Every record here needs to be duplicated exactly.
━━ DATA PROVIDED
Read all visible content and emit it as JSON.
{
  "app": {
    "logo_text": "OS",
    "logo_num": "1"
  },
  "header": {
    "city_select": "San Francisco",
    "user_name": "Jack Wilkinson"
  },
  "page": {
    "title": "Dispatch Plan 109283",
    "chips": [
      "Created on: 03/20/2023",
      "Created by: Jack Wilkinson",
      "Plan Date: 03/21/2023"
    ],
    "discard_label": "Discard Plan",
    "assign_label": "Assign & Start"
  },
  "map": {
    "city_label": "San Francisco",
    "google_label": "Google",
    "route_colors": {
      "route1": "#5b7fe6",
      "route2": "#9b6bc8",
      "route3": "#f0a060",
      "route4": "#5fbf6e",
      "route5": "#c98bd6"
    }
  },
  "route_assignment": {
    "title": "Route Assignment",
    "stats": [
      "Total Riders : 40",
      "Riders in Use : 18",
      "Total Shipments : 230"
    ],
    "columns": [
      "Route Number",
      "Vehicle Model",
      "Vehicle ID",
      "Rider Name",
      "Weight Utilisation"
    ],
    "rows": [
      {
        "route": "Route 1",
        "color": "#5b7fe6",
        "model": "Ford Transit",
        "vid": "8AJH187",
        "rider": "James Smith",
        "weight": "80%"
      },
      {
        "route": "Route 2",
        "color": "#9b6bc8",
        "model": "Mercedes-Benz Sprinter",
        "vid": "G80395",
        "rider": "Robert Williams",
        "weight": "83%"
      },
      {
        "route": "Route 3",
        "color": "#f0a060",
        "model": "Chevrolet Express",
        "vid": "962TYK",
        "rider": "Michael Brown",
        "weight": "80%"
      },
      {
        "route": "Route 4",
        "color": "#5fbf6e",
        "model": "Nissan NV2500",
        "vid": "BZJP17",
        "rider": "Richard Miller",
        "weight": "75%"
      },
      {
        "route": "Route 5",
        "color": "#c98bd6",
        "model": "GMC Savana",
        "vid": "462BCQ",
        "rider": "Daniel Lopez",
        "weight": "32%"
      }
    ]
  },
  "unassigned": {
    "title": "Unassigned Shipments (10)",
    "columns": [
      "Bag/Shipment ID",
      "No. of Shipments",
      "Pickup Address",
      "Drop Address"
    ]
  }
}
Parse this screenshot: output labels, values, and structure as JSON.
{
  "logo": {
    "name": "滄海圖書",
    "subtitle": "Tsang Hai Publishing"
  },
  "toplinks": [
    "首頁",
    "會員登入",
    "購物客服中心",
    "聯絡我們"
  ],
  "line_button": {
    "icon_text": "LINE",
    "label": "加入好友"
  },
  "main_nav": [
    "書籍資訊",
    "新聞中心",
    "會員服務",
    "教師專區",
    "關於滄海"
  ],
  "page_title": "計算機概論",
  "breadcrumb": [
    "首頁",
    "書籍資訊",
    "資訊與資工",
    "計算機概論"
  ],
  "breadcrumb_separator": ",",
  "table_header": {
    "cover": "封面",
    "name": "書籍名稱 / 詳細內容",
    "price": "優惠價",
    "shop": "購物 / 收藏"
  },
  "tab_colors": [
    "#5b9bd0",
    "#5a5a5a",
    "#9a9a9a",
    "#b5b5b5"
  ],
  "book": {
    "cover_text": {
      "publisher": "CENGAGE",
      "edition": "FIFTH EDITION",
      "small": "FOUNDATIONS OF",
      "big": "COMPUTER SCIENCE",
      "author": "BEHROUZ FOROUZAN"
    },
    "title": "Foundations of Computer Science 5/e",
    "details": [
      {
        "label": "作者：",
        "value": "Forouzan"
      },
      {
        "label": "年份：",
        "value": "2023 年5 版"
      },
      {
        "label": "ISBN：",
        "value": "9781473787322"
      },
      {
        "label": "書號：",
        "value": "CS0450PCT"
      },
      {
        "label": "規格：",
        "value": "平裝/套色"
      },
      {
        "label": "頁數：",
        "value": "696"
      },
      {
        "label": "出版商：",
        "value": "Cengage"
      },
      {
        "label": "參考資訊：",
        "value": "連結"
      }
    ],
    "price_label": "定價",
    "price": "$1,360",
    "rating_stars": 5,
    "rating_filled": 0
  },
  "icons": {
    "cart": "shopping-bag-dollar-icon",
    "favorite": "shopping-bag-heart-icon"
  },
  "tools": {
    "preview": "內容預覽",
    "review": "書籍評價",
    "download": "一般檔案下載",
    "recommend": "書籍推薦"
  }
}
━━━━
▸ **FINISHED EXERCISE**
Read all visible content and emit it as JSON.
{
  "app": {
    "logo_text": "OS",
    "logo_num": "1"
  },
  "header": {
    "city_select": "San Francisco",
    "user_name": "Jack Wilkinson"
  },
  "page": {
    "title": "Dispatch Plan 109283",
    "chips": [
      "Created on: 03/20/2023",
      "Created by: Jack Wilkinson",
      "Plan Date: 03/21/2023"
    ],
    "discard_label": "Discard Plan",
    "assign_label": "Assign & Start"
  },
  "map": {
    "city_label": "San Francisco",
    "google_label": "Google",
    "route_colors": {
      "route1": "#5b7fe6",
      "route2": "#9b6bc8",
      "route3": "#f0a060",
      "route4": "#5fbf6e",
      "route5": "#c98bd6"
    }
  },
  "route_assignment": {
    "title": "Route Assignment",
    "stats": [
      "Total Riders : 40",
      "Riders in Use : 18",
      "Total Shipments : 230"
    ],
    "columns": [
      "Route Number",
      "Vehicle Model",
      "Vehicle ID",
      "Rider Name",
      "Weight Utilisation"
    ],
    "rows": [
      {
        "route": "Route 1",
        "color": "#5b7fe6",
        "model": "Ford Transit",
        "vid": "8AJH187",
        "rider": "James Smith",
        "weight": "80%"
      },
      {
        "route": "Route 2",
        "color": "#9b6bc8",
        "model": "Mercedes-Benz Sprinter",
        "vid": "G80395",
        "rider": "Robert Williams",
        "weight": "83%"
      },
      {
        "route": "Route 3",
        "color": "#f0a060",
        "model": "Chevrolet Express",
        "vid": "962TYK",
        "rider": "Michael Brown",
        "weight": "80%"
      },
      {
        "route": "Route 4",
        "color": "#5fbf6e",
        "model": "Nissan NV2500",
        "vid": "BZJP17",
        "rider": "Richard Miller",
        "weight": "75%"
      },
      {
        "route": "Route 5",
        "color": "#c98bd6",
        "model": "GMC Savana",
        "vid": "462BCQ",
        "rider": "Daniel Lopez",
        "weight": "32%"
      }
    ]
  },
  "unassigned": {
    "title": "Unassigned Shipments (10)",
    "columns": [
      "Bag/Shipment ID",
      "No. of Shipments",
      "Pickup Address",
      "Drop Address"
    ]
  }
}
Parse this screenshot: output labels, values, and structure as JSON.
{
  "logo": {
    "name": "滄海圖書",
    "subtitle": "Tsang Hai Publishing"
  },
  "toplinks": [
    "首頁",
    "會員登入",
    "購物客服中心",
    "聯絡我們"
  ],
  "line_button": {
    "icon_text": "LINE",
    "label": "加入好友"
  },
  "main_nav": [
    "書籍資訊",
    "新聞中心",
    "會員服務",
    "教師專區",
    "關於滄海"
  ],
  "page_title": "計算機概論",
  "breadcrumb": [
    "首頁",
    "書籍資訊",
    "資訊與資工",
    "計算機概論"
  ],
  "breadcrumb_separator": ",",
  "table_header": {
    "cover": "封面",
    "name": "書籍名稱 / 詳細內容",
    "price": "優惠價",
    "shop": "購物 / 收藏"
  },
  "tab_colors": [
    "#5b9bd0",
    "#5a5a5a",
    "#9a9a9a",
    "#b5b5b5"
  ],
  "book": {
    "cover_text": {
      "publisher": "CENGAGE",
      "edition": "FIFTH EDITION",
      "small": "FOUNDATIONS OF",
      "big": "COMPUTER SCIENCE",
      "author": "BEHROUZ FOROUZAN"
    },
    "title": "Foundations of Computer Science 5/e",
    "details": [
      {
        "label": "作者：",
        "value": "Forouzan"
      },
      {
        "label": "年份：",
        "value": "2023 年5 版"
      },
      {
        "label": "ISBN：",
        "value": "9781473787322"
      },
      {
        "label": "書號：",
        "value": "CS0450PCT"
      },
      {
        "label": "規格：",
        "value": "平裝/套色"
      },
      {
        "label": "頁數：",
        "value": "696"
      },
      {
        "label": "出版商：",
        "value": "Cengage"
      },
      {
        "label": "參考資訊：",
        "value": "連結"
      }
    ],
    "price_label": "定價",
    "price": "$1,360",
    "rating_stars": 5,
    "rating_filled": 0
  },
  "icons": {
    "cart": "shopping-bag-dollar-icon",
    "favorite": "shopping-bag-heart-icon"
  },
  "tools": {
    "preview": "內容預覽",
    "review": "書籍評價",
    "download": "一般檔案下載",
    "recommend": "書籍推薦"
  }
}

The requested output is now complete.